Havana -- Fifteen years ago today two fishermen plucked an exhausted, frightened five-year-old tied to an inner tube out of the waters off the coast of Ft. Lauderdale.
Elian Gonzalez, less than two weeks short of his 6th birthday, was the young Cuban boy whose rescue set off an international custody battle and reverberated in the 2000 U.S. presidential campaign.
Now nearly 21 and out of the public eye, Gonzalez is studying industrial engineering at the university in his home province of Matanzas in Cuba. His attendance last year at a world youth festival in Ecuador was one of the rare occasions on which he has spoken to the press since a 2005 interview with Bob Simon for CBS' "60 Minutes."
In that interview he recalled from a child's perspective the harrowing nighttime voyage in a rickety, cobbled-together craft with 14 other people that sunk under the battering of storm waves. His mother and her boyfriend were among the eleven who drowned. Apart from Gonzalez, the only survivors were an unrelated couple.
There is nothing in today's Cuban media recalling the date, although Cuban TV's political talk show, La Mesa Redonda (The Round Table,) marked the 15th anniversary Monday by running footage of the Elian saga that comprised its initial programming.
However, on Gonzalez' 20th birthday in December of last year, which coincided with his trip to Ecuador, he told the Cuban state-run web site Cubadebate: "I'm a little shy, so when I stand up somewhere and know that the whole world is looking at me and I'm perhaps the center of attention...it's pretty tough."

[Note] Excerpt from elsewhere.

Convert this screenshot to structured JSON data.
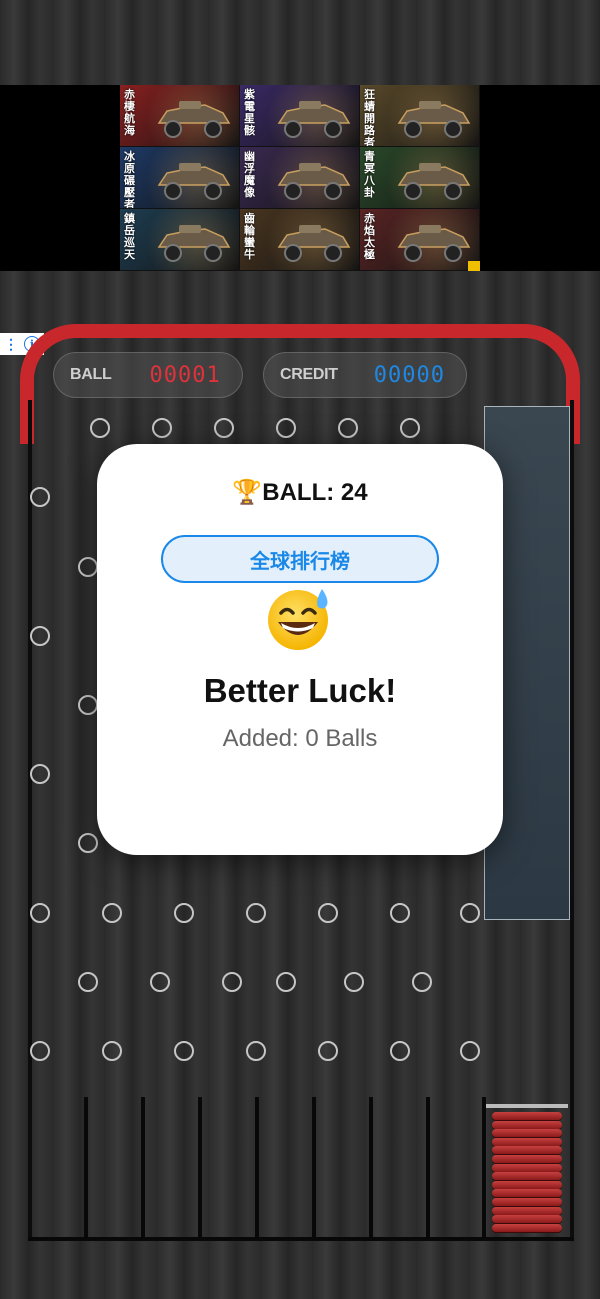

He also reaffirmed his admiration for Cuba's iconic leader Fidel Castro.
"He always came for my birthday. I always looked forward to that moment," Gonzalez said.
In 2005, he went further and told "60 Minutes" he saw Castro as a "father".
The now-retired Cuban president not only backed Gonzalez' real father Juan Miguel's efforts to get the U.S. government to send the boy home, he virtually led the campaign, appearing at the boy's house in the small town of Cardenas nearly every day and on La Mesa Redonda.
It became a face-off between Castro, the boy's father and grandparents on the island, and Cuban-American lawmakers Ileana Ros-Lehtinen and Lincoln Diaz-Balart with the backing of Miami's hard-line exiles that encouraged Gonzalez relatives there to refuse to give the boy back. In Miami, the boy was showered with gifts, including a Labrador puppy from Diaz-Balart, and draped in an American flag by Ros-Lehtinen. An outraged Cuban public staged massive marches headed by a sneaker-clad Castro.
The case did not culminate until armed U.S. Federal Agents raided the Miami home where he was being held, and in June 2000 he flew home along with his father, stepmother and baby brother, who had travelled to the United States in their efforts to reunite the family.
Cuban officials stress that dangerous adventures such as the one that killed Gonzalez's mother and nearly killed him are encouraged by a 1966 U.S. law, the Cuban Adjustment Act, and the "Wet foot, Dry Foot" policy that allows those who reach land to stay. Unlike other undocumented immigrants, Cubans are given preferential treatment and do not face deportation.
A 1994 migration accord signed by Washington and Havana sends Cubans picked up at sea back to the island but commits the U.S. to annually issue a minimum of 20,000 migrant visas to Cubans wishing to leave the island. In Fiscal Year 2013 a total of 24,727 such visas were issued.
In addition, U.S. government figures show that some 25,000 undocumented Cubans arrived either by land or by sea in the fiscal year ending last September 30th.
Smuggling rings have played a part in this, dropping their customers off at Texas border crossings where their Cuban documents get them a green light to enter the country. This method has become more viable under Cuba's new relaxed travel regulations implemented by President Raul Castro last January.
Still, Cubans take to the seas in flimsy crafts like the one in which Elian Gonzalez travelled. The U.S. Coast Guard spotted 3,722 Cubans in 2013, nearly double the number intercepted in 2012. There are no statistics to show if these were people who had been refused visas by the U.S. or who, for a myriad of reasons, had simply not applied.
Nor are their accurate statistics on how many have lost their lives at sea in pursuit of dry foot status. Only the lucky survivors can be counted for certain.